As per FEMA, the Indian company would have to value the company as per any internationally accepted pricing methodology and investment should happen either at the fair price derived as per the valuation or a price higher than that.

If we reconcile the above two positions of the statutes then it steals away the flexibility of Indian company. Indian Company would have to mandatorily get valuation done by rule 11UA methodology. Also, the investment should happen exactly at the price derived by the valuation – Neither a Rupee Up nor a Rupee down. If the transaction happens at a lower price, then it would be violation under FEMA. If valuation happens at a higher price then it would lead to adverse taxability.

Further, with the advent of technology, we are seeing many different business models emerging day in and day out. For many businesses, it is actually not feasible to derive its fair value by either using the book value method or the DCF method. To get the right value – they need to use any other methodology like Earnings Capitalisation Method, Comparable Transaction Method, Market Price Method, etc. Or a combination of two or more methods. Such businesses might not be able to achieve their desired value by following such strict process. It would be detrimental to them. The only way out available to such companies would be to follow the valuation methodology that suits them best and be prepared to face the Litigation risk of convincing the AO about its appropriateness.

It would be a welcome move, if the Government aligns the valuation guidelines under both the Income tax and FEMA regulations.

Closing Remarks:

Preliminarily, it looks like the above issue of Valuation is an incidental problem that might not have come to the notice of the Government.
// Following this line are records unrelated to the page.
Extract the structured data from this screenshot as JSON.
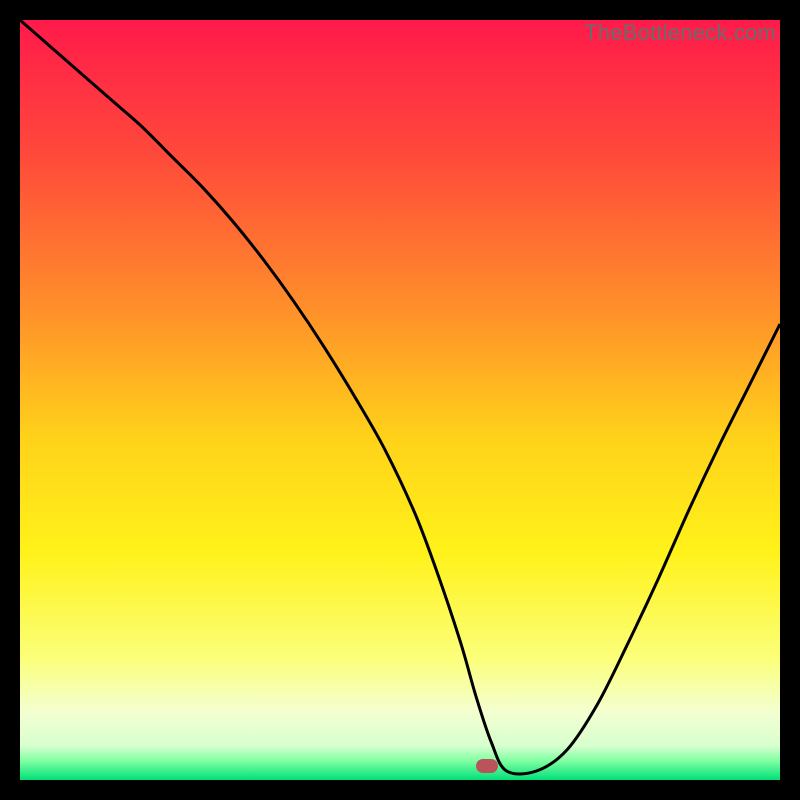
{
  "watermark": "TheBottleneck.com",
  "chart_data": {
    "type": "line",
    "title": "",
    "xlabel": "",
    "ylabel": "",
    "xlim": [
      0,
      100
    ],
    "ylim": [
      0,
      100
    ],
    "grid": false,
    "legend": false,
    "gradient_stops": [
      {
        "offset": 0.0,
        "color": "#ff1a4b"
      },
      {
        "offset": 0.18,
        "color": "#ff4a3a"
      },
      {
        "offset": 0.38,
        "color": "#ff8f2a"
      },
      {
        "offset": 0.55,
        "color": "#ffd21a"
      },
      {
        "offset": 0.7,
        "color": "#fff21a"
      },
      {
        "offset": 0.84,
        "color": "#fbff7a"
      },
      {
        "offset": 0.91,
        "color": "#f4ffd0"
      },
      {
        "offset": 0.955,
        "color": "#d8ffcf"
      },
      {
        "offset": 0.975,
        "color": "#7effa0"
      },
      {
        "offset": 1.0,
        "color": "#00e07a"
      }
    ],
    "series": [
      {
        "name": "bottleneck-curve",
        "color": "#000000",
        "stroke_width": 3,
        "x": [
          0,
          4,
          8,
          12,
          16,
          20,
          24,
          28,
          32,
          36,
          40,
          44,
          48,
          52,
          55,
          58,
          60,
          62,
          64,
          68,
          72,
          76,
          80,
          84,
          88,
          92,
          96,
          100
        ],
        "y": [
          100,
          96.5,
          93,
          89.5,
          86,
          82,
          78,
          73.5,
          68.5,
          63,
          57,
          50.5,
          43.5,
          35,
          27,
          18,
          11,
          5,
          1.2,
          1.2,
          4,
          10,
          18,
          26.5,
          35.5,
          44,
          52,
          60
        ]
      }
    ],
    "marker": {
      "name": "optimal-point",
      "x": 61.5,
      "y": 1.8,
      "color": "#b9555a"
    }
  }
}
If a suitable relief of clarification is given by the Government, then the acceptance of this amendment would be more positive.

About Author:

CA Dhruv Shah is Partner at Ambavat Jain and Associates LLP. He heads the practice of International Taxation and FEMA.